“What’s great about working with PhD students is seeing them develop over those 3-4 years in the lab”, she said.
“Watching them honing their scientific skills is extremely rewarding as they will be the ones who then go off and generate new ideas.”
Listen to Awen talk about her work:
In Bristol, I met a couple of members of the ‘Tour de Cure’ team, who are a group of Lloyds Bank employees cycling 275 miles over four days between their offices in Halifax and Bristol.
James, one of the organisers of the first Tour, four years ago, draws his motivation from the loss of his father to cancer. And his fundraising has become even more personal after he was treated for testicular cancer earlier this year.
I spoke to them while they were trying to drum up a bit more sponsorship money from colleagues.
They had their bikes on static training stands, and were generating plenty of sympathy with people wondering why they were cycling so far, and also plenty of extra donations.
James told me that the ‘veterans’ of the Tour will be supporting the newbies.
“Waking up on Saturday morning with really tired legs and having to do another 70 miles of rolling countryside will be quite a challenge for some of the new riders,” he said.
Listen to James talk about his fundraising:
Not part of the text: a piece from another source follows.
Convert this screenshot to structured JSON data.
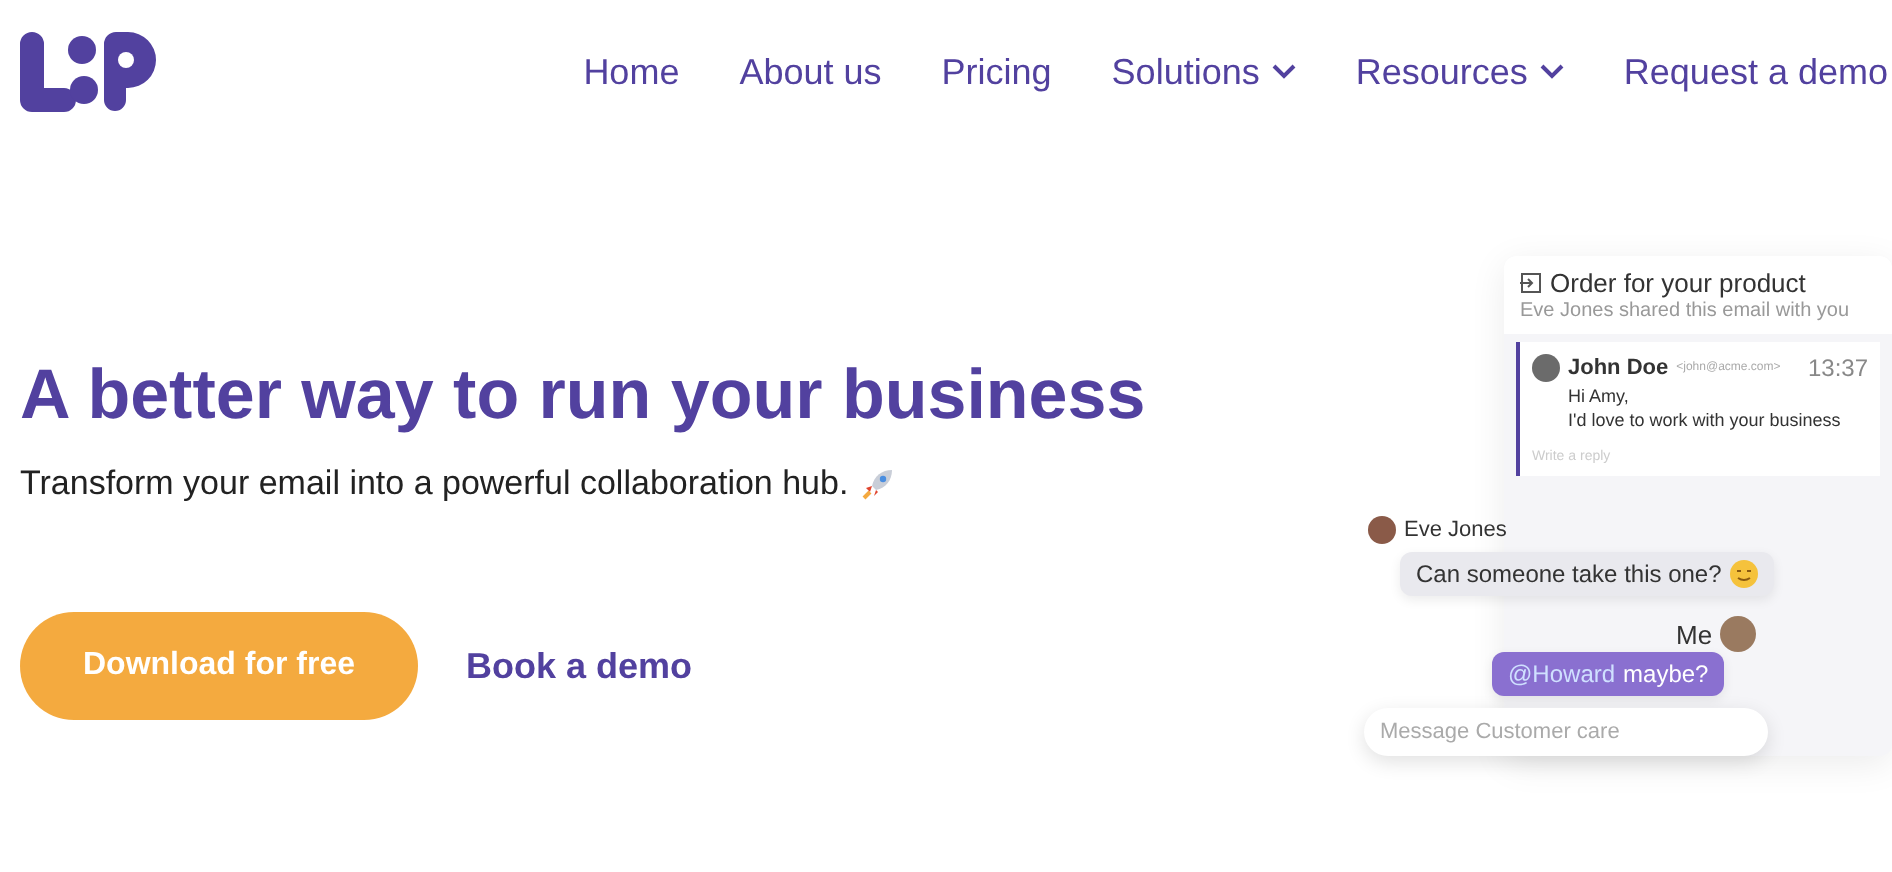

I also spoke to a couple of the new riders, Ciara and Tristan. Ciara was worried about tackling the hills, saying that the training so far had been “using muscles I’m not used to [but] it’s been great to get out on the bike and explore the countryside as well as knowing that I’m doing it for a good cause.”
And having cycled from the Cotswolds back to London over a couple of days, I can imagine what they’re in for.
I’m wrapping up my own ‘Tour of Britain’ with a trip to a Cancer Research UK roadshow in Wrexham and a final researcher in Cambridge, but it’s been stunning to see the breadth of the research that is taking place all over the UK, and the different people who are helping that research happen.
One thing I’ve seen is that bit by bit, researchers are uncovering more and more about how cancer works and devising new and better ways of treating it, including cancers that have previously been thought untreatable.
Fundraisers like Bernard, Jayne and the Tour de Cure crew are all showcasing different ways that people can get involved as well, and along with great ways of raising money, they’re also getting great personal satisfaction.
But, ultimately, it’s the research that’s made possible by that fundraising and Cancer Research UK which is helping people like Stephen and Milo right now with treatments.
So we can’t afford to rest on our laurels.
Garry traveled over 2,000 miles on his journey to find out what’s happening in cancer right now
Read his other diary posts
- #RightNow diary week 1: from drug discovery to busking for science
- #RightNow diary week 2: from heat maps to motorcycle zen